Exercise brief: Reply with every entry, repeated exactly as given.

Extracted data:
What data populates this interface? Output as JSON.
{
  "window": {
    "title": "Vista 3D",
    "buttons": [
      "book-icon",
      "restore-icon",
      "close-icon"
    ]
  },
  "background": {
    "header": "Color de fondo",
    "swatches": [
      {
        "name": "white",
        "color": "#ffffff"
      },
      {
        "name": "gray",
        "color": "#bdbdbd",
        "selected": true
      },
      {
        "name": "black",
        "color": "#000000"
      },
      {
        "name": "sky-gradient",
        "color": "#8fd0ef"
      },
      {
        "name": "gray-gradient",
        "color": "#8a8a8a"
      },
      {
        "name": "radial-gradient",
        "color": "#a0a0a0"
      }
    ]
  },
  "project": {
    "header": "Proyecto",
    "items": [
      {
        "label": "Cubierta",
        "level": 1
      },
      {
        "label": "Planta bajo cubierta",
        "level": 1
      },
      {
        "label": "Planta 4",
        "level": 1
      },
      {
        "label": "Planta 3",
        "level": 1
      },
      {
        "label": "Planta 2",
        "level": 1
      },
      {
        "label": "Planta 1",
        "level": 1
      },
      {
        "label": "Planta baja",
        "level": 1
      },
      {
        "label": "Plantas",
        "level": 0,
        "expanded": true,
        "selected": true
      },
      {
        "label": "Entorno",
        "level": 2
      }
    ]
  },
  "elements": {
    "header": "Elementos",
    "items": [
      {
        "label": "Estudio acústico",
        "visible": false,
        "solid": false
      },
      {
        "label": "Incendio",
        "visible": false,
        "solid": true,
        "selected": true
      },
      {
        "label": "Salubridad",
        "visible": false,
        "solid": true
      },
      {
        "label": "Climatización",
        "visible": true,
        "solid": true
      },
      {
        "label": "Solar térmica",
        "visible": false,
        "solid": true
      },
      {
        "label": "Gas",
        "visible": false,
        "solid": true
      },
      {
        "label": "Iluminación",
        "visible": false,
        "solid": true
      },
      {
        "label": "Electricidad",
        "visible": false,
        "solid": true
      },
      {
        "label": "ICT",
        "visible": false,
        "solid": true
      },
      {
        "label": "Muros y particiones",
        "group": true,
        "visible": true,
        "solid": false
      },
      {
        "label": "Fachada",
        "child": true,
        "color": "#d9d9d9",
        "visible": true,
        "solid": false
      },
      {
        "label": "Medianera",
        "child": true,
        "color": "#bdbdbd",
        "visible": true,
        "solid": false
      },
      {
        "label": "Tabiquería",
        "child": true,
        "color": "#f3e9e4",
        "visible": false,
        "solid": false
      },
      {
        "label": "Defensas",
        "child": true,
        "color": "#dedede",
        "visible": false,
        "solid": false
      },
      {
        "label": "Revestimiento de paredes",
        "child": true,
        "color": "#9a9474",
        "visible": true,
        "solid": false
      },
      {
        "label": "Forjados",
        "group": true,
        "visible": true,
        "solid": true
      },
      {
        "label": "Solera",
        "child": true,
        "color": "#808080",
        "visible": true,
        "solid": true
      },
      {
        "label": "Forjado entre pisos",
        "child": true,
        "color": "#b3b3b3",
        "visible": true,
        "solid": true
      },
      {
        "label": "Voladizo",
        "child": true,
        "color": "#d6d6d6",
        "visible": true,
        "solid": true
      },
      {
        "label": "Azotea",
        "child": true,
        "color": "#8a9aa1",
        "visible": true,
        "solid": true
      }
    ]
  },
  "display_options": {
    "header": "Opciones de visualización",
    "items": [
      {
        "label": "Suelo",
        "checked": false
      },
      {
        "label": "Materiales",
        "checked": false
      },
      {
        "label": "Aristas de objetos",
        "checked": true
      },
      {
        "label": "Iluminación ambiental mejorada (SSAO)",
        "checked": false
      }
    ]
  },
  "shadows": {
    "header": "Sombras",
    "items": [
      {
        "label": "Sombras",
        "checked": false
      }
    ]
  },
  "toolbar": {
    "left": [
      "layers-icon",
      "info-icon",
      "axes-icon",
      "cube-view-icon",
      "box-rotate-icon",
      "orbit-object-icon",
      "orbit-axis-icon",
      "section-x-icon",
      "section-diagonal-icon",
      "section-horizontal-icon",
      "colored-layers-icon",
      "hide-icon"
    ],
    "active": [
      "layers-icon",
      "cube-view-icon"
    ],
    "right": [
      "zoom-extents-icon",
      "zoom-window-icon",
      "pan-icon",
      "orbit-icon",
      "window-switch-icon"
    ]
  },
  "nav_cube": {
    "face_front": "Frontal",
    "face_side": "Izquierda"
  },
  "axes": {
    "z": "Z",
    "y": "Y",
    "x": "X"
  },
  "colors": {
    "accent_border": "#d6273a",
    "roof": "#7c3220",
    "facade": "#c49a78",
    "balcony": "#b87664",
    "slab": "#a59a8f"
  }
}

Reply to the task:
What data populates this interface? Output as JSON.
{
  "window": {
    "title": "Vista 3D",
    "buttons": [
      "book-icon",
      "restore-icon",
      "close-icon"
    ]
  },
  "background": {
    "header": "Color de fondo",
    "swatches": [
      {
        "name": "white",
        "color": "#ffffff"
      },
      {
        "name": "gray",
        "color": "#bdbdbd",
        "selected": true
      },
      {
        "name": "black",
        "color": "#000000"
      },
      {
        "name": "sky-gradient",
        "color": "#8fd0ef"
      },
      {
        "name": "gray-gradient",
        "color": "#8a8a8a"
      },
      {
        "name": "radial-gradient",
        "color": "#a0a0a0"
      }
    ]
  },
  "project": {
    "header": "Proyecto",
    "items": [
      {
        "label": "Cubierta",
        "level": 1
      },
      {
        "label": "Planta bajo cubierta",
        "level": 1
      },
      {
        "label": "Planta 4",
        "level": 1
      },
      {
        "label": "Planta 3",
        "level": 1
      },
      {
        "label": "Planta 2",
        "level": 1
      },
      {
        "label": "Planta 1",
        "level": 1
      },
      {
        "label": "Planta baja",
        "level": 1
      },
      {
        "label": "Plantas",
        "level": 0,
        "expanded": true,
        "selected": true
      },
      {
        "label": "Entorno",
        "level": 2
      }
    ]
  },
  "elements": {
    "header": "Elementos",
    "items": [
      {
        "label": "Estudio acústico",
        "visible": false,
        "solid": false
      },
      {
        "label": "Incendio",
        "visible": false,
        "solid": true,
        "selected": true
      },
      {
        "label": "Salubridad",
        "visible": false,
        "solid": true
      },
      {
        "label": "Climatización",
        "visible": true,
        "solid": true
      },
      {
        "label": "Solar térmica",
        "visible": false,
        "solid": true
      },
      {
        "label": "Gas",
        "visible": false,
        "solid": true
      },
      {
        "label": "Iluminación",
        "visible": false,
        "solid": true
      },
      {
        "label": "Electricidad",
        "visible": false,
        "solid": true
      },
      {
        "label": "ICT",
        "visible": false,
        "solid": true
      },
      {
        "label": "Muros y particiones",
        "group": true,
        "visible": true,
        "solid": false
      },
      {
        "label": "Fachada",
        "child": true,
        "color": "#d9d9d9",
        "visible": true,
        "solid": false
      },
      {
        "label": "Medianera",
        "child": true,
        "color": "#bdbdbd",
        "visible": true,
        "solid": false
      },
      {
        "label": "Tabiquería",
        "child": true,
        "color": "#f3e9e4",
        "visible": false,
        "solid": false
      },
      {
        "label": "Defensas",
        "child": true,
        "color": "#dedede",
        "visible": false,
        "solid": false
      },
      {
        "label": "Revestimiento de paredes",
        "child": true,
        "color": "#9a9474",
        "visible": true,
        "solid": false
      },
      {
        "label": "Forjados",
        "group": true,
        "visible": true,
        "solid": true
      },
      {
        "label": "Solera",
        "child": true,
        "color": "#808080",
        "visible": true,
        "solid": true
      },
      {
        "label": "Forjado entre pisos",
        "child": true,
        "color": "#b3b3b3",
        "visible": true,
        "solid": true
      },
      {
        "label": "Voladizo",
        "child": true,
        "color": "#d6d6d6",
        "visible": true,
        "solid": true
      },
      {
        "label": "Azotea",
        "child": true,
        "color": "#8a9aa1",
        "visible": true,
        "solid": true
      }
    ]
  },
  "display_options": {
    "header": "Opciones de visualización",
    "items": [
      {
        "label": "Suelo",
        "checked": false
      },
      {
        "label": "Materiales",
        "checked": false
      },
      {
        "label": "Aristas de objetos",
        "checked": true
      },
      {
        "label": "Iluminación ambiental mejorada (SSAO)",
        "checked": false
      }
    ]
  },
  "shadows": {
    "header": "Sombras",
    "items": [
      {
        "label": "Sombras",
        "checked": false
      }
    ]
  },
  "toolbar": {
    "left": [
      "layers-icon",
      "info-icon",
      "axes-icon",
      "cube-view-icon",
      "box-rotate-icon",
      "orbit-object-icon",
      "orbit-axis-icon",
      "section-x-icon",
      "section-diagonal-icon",
      "section-horizontal-icon",
      "colored-layers-icon",
      "hide-icon"
    ],
    "active": [
      "layers-icon",
      "cube-view-icon"
    ],
    "right": [
      "zoom-extents-icon",
      "zoom-window-icon",
      "pan-icon",
      "orbit-icon",
      "window-switch-icon"
    ]
  },
  "nav_cube": {
    "face_front": "Frontal",
    "face_side": "Izquierda"
  },
  "axes": {
    "z": "Z",
    "y": "Y",
    "x": "X"
  },
  "colors": {
    "accent_border": "#d6273a",
    "roof": "#7c3220",
    "facade": "#c49a78",
    "balcony": "#b87664",
    "slab": "#a59a8f"
  }
}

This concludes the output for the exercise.